But that doesn't mean you need TMZ.com to boost your morale. Gabriel is the first to acknowledge that her results are not a blanket endorsement of celebrity worship for mental stability. A little can be good, but a lot can become harmful — as stalking and more obsessive behaviors prove. Recent research has even found that celebrity worship can decrease a person's self-esteem because the endless admiration and yearning for a life and lifestyle that are out of reach may end up cementing one's feelings of isolation and inadequacy. Studies conducted in Britain found a range of celebrity-worship styles, from harmless adulation to debilitating addiction.

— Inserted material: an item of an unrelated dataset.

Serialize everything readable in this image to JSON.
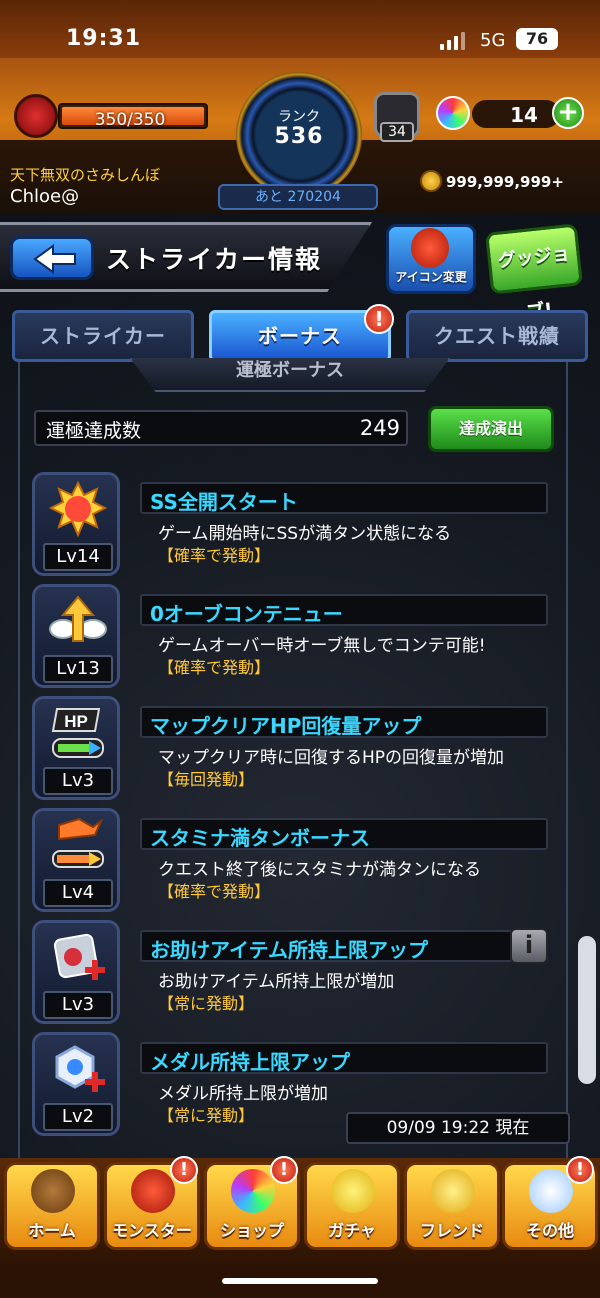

Other research has documented a so-called celebrity-worship syndrome, in which the idolatry becomes all-consuming, much in the way that alcohol and drugs can define an addict's life. Initially, the lack of reciprocation in these relationships can be comforting and even, as Gabriel showed, helpful. But continued one-sided relationships can turn pathological. "We would never make the argument that these relationships can or should replace real relationships," she says.

There is a growing body of evidence that suggests that the human brain is not well equipped to distinguish between real relationships and — as psychologists call them — "parasocial," or imagined ones. That means that some of the benefits people get from pseudo relationships with celebrities may be the same as those reaped from real friendships and real-life interactions. It's just a matter of degree. So it's O.K. to get caught up in Palinmania if her example makes you feel better about your chaotic life of juggling work and family — as long as you realize she won't be there to talk you through your next family crisis.

(See photos of George Clooney at play here.)